by Joel Comiskey

Winter 2014

I’m convinced that learning to say no is one of the most important principles in the cell church. There are one million good things that will come knocking—even pounding—on your church door. These are well-intentioned programs by well-intentioned people, but they will surely drown your cell ministry. No is a blessed word in the cell church. If you don’t learn to say no, you’re cell church system will flounder.

How many times have I heard, “This program will strengthen our cell ministry by making better cell leaders . . .” Be careful about this type of argument. In one sense, every program on the market might have some long-term benefit for cell leaders. But in the meantime, these programs draw the leader away from their principal work. They require loads of extra time and normally only benefit the cell leader indirectly.

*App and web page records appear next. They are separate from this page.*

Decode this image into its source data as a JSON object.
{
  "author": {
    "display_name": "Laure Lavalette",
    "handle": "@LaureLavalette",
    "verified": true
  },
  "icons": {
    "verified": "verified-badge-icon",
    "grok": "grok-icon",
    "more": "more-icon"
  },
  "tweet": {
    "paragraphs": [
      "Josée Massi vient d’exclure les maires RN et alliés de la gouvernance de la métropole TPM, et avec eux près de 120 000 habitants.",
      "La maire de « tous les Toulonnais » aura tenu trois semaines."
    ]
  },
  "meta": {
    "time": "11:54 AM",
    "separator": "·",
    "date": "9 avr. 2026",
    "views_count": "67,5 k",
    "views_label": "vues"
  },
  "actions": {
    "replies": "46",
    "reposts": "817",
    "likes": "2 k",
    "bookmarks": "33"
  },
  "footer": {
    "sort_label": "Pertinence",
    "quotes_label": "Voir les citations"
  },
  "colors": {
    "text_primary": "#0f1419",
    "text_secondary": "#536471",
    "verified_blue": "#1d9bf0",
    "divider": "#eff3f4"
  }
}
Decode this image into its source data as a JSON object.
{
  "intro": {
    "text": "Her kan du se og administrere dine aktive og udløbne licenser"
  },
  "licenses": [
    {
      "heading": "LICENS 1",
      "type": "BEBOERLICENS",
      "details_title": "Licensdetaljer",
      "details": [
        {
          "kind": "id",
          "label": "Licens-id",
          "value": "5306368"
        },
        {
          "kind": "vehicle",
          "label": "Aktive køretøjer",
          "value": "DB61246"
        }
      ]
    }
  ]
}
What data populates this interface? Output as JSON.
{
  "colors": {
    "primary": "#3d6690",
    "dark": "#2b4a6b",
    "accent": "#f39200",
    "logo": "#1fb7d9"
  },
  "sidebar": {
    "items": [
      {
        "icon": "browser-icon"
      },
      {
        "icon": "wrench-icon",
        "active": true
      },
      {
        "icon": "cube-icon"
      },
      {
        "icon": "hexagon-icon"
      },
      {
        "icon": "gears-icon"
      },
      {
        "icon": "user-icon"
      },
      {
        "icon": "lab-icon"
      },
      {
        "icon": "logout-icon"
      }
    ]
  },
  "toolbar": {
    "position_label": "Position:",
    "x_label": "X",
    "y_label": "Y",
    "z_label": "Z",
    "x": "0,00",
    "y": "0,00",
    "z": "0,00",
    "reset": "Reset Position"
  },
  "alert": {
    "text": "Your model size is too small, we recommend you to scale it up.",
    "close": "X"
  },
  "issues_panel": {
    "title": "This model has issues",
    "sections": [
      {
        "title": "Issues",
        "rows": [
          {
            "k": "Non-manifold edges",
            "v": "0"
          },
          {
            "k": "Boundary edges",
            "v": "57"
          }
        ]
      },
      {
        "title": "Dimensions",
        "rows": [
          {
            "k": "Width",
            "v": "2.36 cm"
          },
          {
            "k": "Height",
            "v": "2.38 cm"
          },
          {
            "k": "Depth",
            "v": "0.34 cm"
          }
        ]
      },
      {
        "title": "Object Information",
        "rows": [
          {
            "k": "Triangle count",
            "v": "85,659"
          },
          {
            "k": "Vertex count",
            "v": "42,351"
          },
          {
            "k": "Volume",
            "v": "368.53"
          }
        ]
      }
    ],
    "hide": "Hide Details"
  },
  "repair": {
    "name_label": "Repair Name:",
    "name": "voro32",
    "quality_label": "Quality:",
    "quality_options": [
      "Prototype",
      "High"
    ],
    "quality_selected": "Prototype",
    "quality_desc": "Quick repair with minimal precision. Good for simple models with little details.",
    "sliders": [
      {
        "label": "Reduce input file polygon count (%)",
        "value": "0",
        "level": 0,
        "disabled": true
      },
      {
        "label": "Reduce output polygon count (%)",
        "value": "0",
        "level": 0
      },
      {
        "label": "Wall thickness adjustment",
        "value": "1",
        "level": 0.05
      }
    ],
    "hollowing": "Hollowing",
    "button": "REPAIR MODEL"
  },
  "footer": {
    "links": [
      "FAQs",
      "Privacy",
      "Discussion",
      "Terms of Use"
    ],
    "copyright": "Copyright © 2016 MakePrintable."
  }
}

Don’t add programs with the hope that it might somehow benefit cell ministry in the long run. Billy Hornsbee writes: “There are many good ideas that we want to attach to the cells to help them be successful. These attachments are simply not needed. In fact, they will eventually burden the cell groups so much that there will be an “overload” factor that will kill one cell group after another along with its leadership” (Holding the Harvesttape series). Admittedly, after the cell church philosophy has been thoroughly formulated as part of the warf and woof of the church, other ministries might be added, but these new ministries are not seen as competitive because everyone on staff understands where they fit and all those who participate are involved in cells.

But the majority of churches are so accustomed to the traditional, program style of ministry that you must learn to say no. This is especially true in the early stages—before cell church ministry is a way of life. In this early stage, you must be exceedingly careful about the addition of new programs. It’s like planting a new garden. You must give the seeds a chance to grow by rooting out the grass, which would destroy the new growth. You must water and provide sufficient sunlight. When you first plant the cell church philosophy, you protect your new philosophy from the grass of church programs and competing activities.For many churches transitioning into the cell lifestyle, it’s wise to place a moratorium on new programs for a certain time. Tell the people that you need to establish the cell philosophy as a way of life in the church.

Thoughts?

Joel